[INSTRUCTIONS FOR THE TASK]
Which lines below hold the word "와이번스"? Report each one.

(Web page and app entries)
BEGIN

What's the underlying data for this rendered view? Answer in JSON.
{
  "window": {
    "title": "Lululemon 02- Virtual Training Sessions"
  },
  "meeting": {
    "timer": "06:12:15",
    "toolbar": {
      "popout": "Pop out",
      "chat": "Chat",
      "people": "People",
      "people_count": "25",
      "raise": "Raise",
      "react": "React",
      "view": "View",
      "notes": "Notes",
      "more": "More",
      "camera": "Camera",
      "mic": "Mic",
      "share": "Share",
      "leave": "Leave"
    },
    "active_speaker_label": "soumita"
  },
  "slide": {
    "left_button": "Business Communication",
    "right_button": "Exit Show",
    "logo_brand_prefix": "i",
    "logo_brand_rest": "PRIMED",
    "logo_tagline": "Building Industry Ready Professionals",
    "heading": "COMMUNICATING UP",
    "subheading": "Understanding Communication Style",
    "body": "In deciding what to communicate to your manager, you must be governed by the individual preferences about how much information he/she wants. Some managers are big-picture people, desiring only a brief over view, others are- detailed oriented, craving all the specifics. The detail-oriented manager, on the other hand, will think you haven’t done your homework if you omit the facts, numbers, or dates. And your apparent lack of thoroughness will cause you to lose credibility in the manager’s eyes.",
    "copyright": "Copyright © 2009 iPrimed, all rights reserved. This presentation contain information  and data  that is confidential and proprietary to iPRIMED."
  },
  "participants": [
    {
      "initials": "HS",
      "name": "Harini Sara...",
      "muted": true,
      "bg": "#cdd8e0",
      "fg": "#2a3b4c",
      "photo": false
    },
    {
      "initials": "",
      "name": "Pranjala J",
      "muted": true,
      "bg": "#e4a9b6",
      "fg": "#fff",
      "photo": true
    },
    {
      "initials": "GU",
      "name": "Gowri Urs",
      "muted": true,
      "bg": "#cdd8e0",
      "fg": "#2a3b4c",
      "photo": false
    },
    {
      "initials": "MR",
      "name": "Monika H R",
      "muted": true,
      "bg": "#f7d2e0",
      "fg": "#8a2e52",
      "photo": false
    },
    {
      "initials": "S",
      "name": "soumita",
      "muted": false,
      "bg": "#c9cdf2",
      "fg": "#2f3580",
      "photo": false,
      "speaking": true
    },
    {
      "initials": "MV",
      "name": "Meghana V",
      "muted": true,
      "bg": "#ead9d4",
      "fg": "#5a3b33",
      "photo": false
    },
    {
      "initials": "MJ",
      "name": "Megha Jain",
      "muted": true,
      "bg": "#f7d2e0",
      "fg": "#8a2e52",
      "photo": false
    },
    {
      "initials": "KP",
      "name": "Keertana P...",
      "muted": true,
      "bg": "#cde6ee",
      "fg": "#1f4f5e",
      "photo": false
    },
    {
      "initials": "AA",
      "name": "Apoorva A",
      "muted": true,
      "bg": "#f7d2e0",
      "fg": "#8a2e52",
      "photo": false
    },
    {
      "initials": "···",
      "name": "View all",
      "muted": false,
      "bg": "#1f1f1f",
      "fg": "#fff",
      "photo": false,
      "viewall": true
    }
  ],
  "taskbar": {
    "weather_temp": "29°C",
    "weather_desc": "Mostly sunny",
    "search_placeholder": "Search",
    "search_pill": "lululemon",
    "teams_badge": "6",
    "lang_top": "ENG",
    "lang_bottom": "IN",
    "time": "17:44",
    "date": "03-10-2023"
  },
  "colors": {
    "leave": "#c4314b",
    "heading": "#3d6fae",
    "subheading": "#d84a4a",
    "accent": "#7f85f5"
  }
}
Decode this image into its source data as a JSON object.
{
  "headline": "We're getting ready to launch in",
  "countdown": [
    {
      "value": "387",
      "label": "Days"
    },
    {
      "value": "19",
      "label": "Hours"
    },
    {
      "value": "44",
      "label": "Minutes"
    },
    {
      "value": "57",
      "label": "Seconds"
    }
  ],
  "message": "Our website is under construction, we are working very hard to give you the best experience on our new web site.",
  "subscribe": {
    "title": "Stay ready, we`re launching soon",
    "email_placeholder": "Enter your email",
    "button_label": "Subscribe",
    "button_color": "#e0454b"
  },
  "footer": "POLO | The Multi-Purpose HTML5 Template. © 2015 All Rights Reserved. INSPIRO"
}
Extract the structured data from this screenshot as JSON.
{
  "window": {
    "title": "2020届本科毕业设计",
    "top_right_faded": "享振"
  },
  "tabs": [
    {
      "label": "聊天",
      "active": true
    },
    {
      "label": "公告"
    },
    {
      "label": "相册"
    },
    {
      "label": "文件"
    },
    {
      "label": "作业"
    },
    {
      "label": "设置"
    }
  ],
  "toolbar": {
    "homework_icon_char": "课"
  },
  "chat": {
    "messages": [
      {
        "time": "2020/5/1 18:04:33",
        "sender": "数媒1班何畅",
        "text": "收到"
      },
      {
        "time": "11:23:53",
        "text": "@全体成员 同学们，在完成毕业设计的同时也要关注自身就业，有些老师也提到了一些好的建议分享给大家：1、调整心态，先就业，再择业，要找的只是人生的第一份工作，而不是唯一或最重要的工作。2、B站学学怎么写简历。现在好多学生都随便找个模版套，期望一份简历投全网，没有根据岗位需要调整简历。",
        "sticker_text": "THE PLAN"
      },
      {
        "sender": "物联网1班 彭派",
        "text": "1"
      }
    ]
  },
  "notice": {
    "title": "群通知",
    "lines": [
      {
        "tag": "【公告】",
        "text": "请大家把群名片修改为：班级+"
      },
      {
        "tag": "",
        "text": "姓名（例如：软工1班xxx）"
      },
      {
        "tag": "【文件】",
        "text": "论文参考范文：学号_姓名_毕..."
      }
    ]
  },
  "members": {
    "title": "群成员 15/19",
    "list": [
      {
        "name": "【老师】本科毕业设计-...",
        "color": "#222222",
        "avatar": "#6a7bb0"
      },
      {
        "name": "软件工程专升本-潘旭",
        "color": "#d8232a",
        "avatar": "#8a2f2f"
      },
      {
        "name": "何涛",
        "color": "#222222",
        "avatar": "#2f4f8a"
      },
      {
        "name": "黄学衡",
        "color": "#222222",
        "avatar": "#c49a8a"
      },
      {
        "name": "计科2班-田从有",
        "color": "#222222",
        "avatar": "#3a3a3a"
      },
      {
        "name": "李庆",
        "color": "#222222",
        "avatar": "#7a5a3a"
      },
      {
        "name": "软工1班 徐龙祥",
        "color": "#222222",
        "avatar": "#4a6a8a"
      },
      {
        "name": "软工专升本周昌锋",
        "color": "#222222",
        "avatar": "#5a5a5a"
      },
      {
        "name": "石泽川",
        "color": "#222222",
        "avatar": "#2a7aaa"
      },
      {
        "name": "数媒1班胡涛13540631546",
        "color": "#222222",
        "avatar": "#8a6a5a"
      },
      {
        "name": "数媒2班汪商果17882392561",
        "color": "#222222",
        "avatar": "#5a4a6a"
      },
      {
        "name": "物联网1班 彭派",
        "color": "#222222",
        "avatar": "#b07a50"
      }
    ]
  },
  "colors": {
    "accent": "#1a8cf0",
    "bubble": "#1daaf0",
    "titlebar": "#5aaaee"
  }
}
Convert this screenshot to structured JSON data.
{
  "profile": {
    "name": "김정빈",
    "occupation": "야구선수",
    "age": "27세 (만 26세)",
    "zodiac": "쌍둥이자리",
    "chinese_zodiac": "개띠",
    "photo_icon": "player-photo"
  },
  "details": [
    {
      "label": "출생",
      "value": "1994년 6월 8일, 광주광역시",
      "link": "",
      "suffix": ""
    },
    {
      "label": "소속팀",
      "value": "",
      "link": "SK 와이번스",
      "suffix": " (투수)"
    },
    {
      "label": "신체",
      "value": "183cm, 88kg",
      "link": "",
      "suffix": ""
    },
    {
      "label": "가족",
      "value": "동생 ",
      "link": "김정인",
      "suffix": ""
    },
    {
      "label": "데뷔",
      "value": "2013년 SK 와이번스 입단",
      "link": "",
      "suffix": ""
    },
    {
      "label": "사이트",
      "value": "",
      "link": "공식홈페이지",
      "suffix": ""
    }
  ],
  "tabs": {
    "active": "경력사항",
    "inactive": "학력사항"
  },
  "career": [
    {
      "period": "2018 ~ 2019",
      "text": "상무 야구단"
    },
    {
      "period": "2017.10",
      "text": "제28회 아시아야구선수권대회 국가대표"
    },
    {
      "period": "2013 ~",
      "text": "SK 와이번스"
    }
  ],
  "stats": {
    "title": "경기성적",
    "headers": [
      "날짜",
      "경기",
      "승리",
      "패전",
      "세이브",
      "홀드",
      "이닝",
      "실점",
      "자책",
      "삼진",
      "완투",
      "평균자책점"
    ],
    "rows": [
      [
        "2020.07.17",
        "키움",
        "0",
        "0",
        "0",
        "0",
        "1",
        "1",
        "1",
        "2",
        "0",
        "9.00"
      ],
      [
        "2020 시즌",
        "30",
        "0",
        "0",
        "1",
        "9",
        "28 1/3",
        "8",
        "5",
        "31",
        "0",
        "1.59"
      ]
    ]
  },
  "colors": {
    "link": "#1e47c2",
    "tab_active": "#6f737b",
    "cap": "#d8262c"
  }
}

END

[EXERCISE OUTPUT]
      "link": "SK 와이번스",
      "value": "2013년 SK 와이번스 입단",
      "text": "SK 와이번스"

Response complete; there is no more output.